Teams is an evolution and shift from Skype for Business. It has many of the same functions and allows for even more features and functionality in that communications based workstream. Teams continue to use SharePoint as the storage and file+content services backend, so this is also a bit of an evolution as opposed to a replacement. The difference Teams brings is, you can work with those files in ways that are often easier and more productive.
The support positives are usually around the "evergreen" nature of this cloud service. Issues are usually fixed pretty quickly (often before we can completely register, assess, and report them) and new features emerge almost daily, which improves the product each time. This rapid pace of change can be negative and may add support incidents (mostly for training or retraining), but the overall effect is positive.
Do you think Microsoft Teams delivers good value for the price?
Are you happy with Microsoft Teams's feature set?
Did Microsoft Teams live up to sales and marketing promises?
Did implementation of Microsoft Teams go as expected?
Would you buy Microsoft Teams again?

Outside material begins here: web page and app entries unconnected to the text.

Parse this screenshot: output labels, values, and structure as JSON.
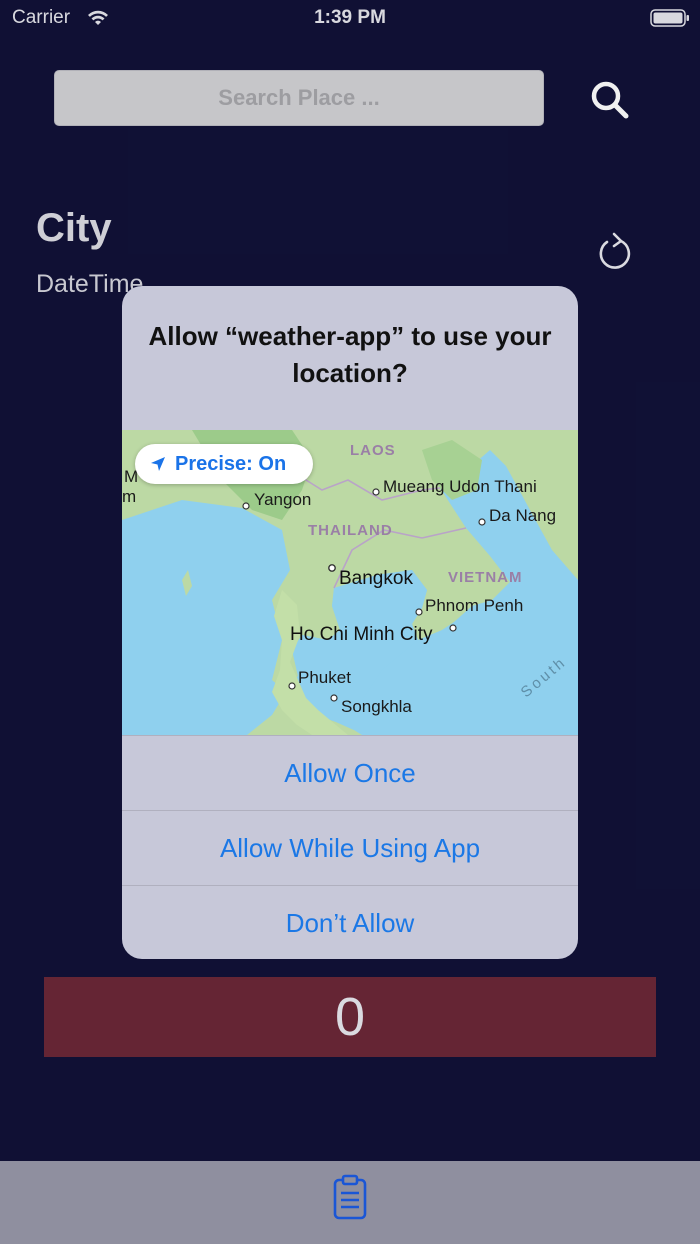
{
  "status_bar": {
    "carrier": "Carrier",
    "time": "1:39 PM"
  },
  "search": {
    "placeholder": "Search Place ..."
  },
  "weather": {
    "city": "City",
    "datetime": "DateTime",
    "count": "0"
  },
  "alert": {
    "title": "Allow “weather-app” to use your location?",
    "precise_label": "Precise: On",
    "buttons": {
      "allow_once": "Allow Once",
      "allow_while_using": "Allow While Using App",
      "dont_allow": "Don’t Allow"
    },
    "map": {
      "countries": [
        "LAOS",
        "THAILAND",
        "VIETNAM"
      ],
      "cities": [
        "Yangon",
        "Mueang Udon Thani",
        "Da Nang",
        "Bangkok",
        "Phnom Penh",
        "Ho Chi Minh City",
        "Phuket",
        "Songkhla"
      ],
      "sea": "South",
      "fragments": [
        "M",
        "m"
      ]
    }
  },
  "colors": {
    "background": "#111238",
    "accent": "#1b78e6",
    "count_bar": "#6c2838",
    "tab_bar": "#8f8f9f"
  },
  "icons": {
    "search": "search-icon",
    "refresh": "refresh-icon",
    "tab": "clipboard-icon",
    "precise": "location-arrow-icon"
  }
}
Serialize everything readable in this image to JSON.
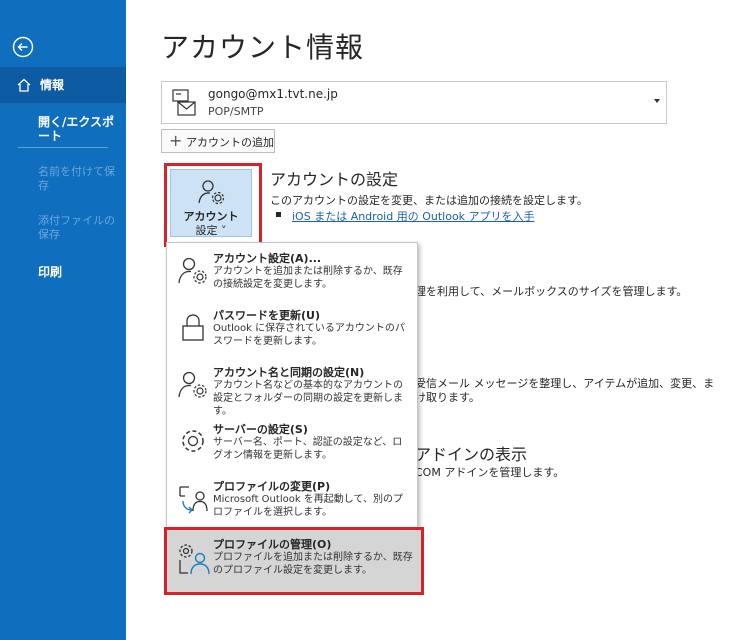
{
  "sidebar": {
    "info_label": "情報",
    "open_export_label": "開く/エクスポート",
    "save_as_label": "名前を付けて保存",
    "save_attachments_label": "添付ファイルの保存",
    "print_label": "印刷"
  },
  "main": {
    "title": "アカウント情報",
    "account": {
      "email": "gongo@mx1.tvt.ne.jp",
      "type": "POP/SMTP"
    },
    "add_account_label": "アカウントの追加",
    "account_settings_button": {
      "line1": "アカウント",
      "line2": "設定 ˅"
    },
    "section": {
      "title": "アカウントの設定",
      "desc": "このアカウントの設定を変更、または追加の接続を設定します。",
      "link": "iOS または Android 用の Outlook アプリを入手"
    },
    "behind": {
      "line1": "理を利用して、メールボックスのサイズを管理します。",
      "line2": "受信メール メッセージを整理し、アイテムが追加、変更、ま",
      "line3": "け取ります。",
      "title4": "アドインの表示",
      "line4": "COM アドインを管理します。"
    }
  },
  "menu": {
    "items": [
      {
        "title": "アカウント設定(A)...",
        "desc": "アカウントを追加または削除するか、既存の接続設定を変更します。"
      },
      {
        "title": "パスワードを更新(U)",
        "desc": "Outlook に保存されているアカウントのパスワードを更新します。"
      },
      {
        "title": "アカウント名と同期の設定(N)",
        "desc": "アカウント名などの基本的なアカウントの設定とフォルダーの同期の設定を更新します。"
      },
      {
        "title": "サーバーの設定(S)",
        "desc": "サーバー名、ポート、認証の設定など、ログオン情報を更新します。"
      },
      {
        "title": "プロファイルの変更(P)",
        "desc": "Microsoft Outlook を再起動して、別のプロファイルを選択します。"
      },
      {
        "title": "プロファイルの管理(O)",
        "desc": "プロファイルを追加または削除するか、既存のプロファイル設定を変更します。"
      }
    ]
  },
  "colors": {
    "sidebar": "#106ebe",
    "sidebar_selected": "#0c5ba3",
    "highlight_border": "#d4232a",
    "link": "#1a5fb4"
  }
}
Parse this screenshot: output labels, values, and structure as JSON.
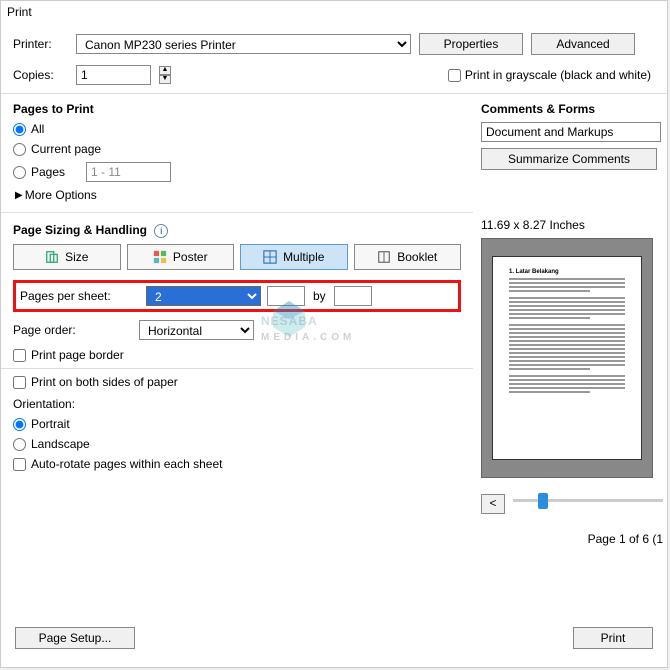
{
  "window_title": "Print",
  "printer": {
    "label": "Printer:",
    "value": "Canon MP230 series Printer",
    "properties_btn": "Properties",
    "advanced_btn": "Advanced"
  },
  "copies": {
    "label": "Copies:",
    "value": "1"
  },
  "grayscale": {
    "label": "Print in grayscale (black and white)"
  },
  "pages_to_print": {
    "title": "Pages to Print",
    "all": "All",
    "current": "Current page",
    "pages": "Pages",
    "pages_range": "1 - 11",
    "more": "More Options"
  },
  "comments": {
    "title": "Comments & Forms",
    "value": "Document and Markups",
    "summarize": "Summarize Comments"
  },
  "sizing": {
    "title": "Page Sizing & Handling",
    "size": "Size",
    "poster": "Poster",
    "multiple": "Multiple",
    "booklet": "Booklet"
  },
  "pps": {
    "label": "Pages per sheet:",
    "value": "2",
    "by": "by",
    "order_label": "Page order:",
    "order_value": "Horizontal",
    "border": "Print page border"
  },
  "both_sides": "Print on both sides of paper",
  "orientation": {
    "title": "Orientation:",
    "portrait": "Portrait",
    "landscape": "Landscape",
    "auto": "Auto-rotate pages within each sheet"
  },
  "preview": {
    "dims": "11.69 x 8.27 Inches",
    "page_of": "Page 1 of 6 (1"
  },
  "bottom": {
    "setup": "Page Setup...",
    "print": "Print"
  },
  "watermark": {
    "main": "NESABA",
    "sub": "MEDIA.COM"
  }
}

To accurately answer this, there may need to be some distinction around the functionalities Teams can provide. So for online meetings, chatting, and even webinars and online events, Teams is a great option. Licensing variations may be a bit confusing, but an organization could easily use Teams to hold meetings and other online events for groups internally and externally. That meeting content can be recorded, transcribed, and even translated on the fly for various audiences as well. If the people in your group (or organization) are naturally open and collaborative, then this technology can easily support and extend those actions while still providing the necessary security and compliance needs around any content or documents. If your people aren't as open or collaborative, then Teams will not fix that issue. No technology will. If your people or organization are not open and collaborative out of a desire or a perceived need, then Teams may be able to put some of those concerns to ease if properly implemented and trained. The security and compliance controls are quite strong and are worth a look.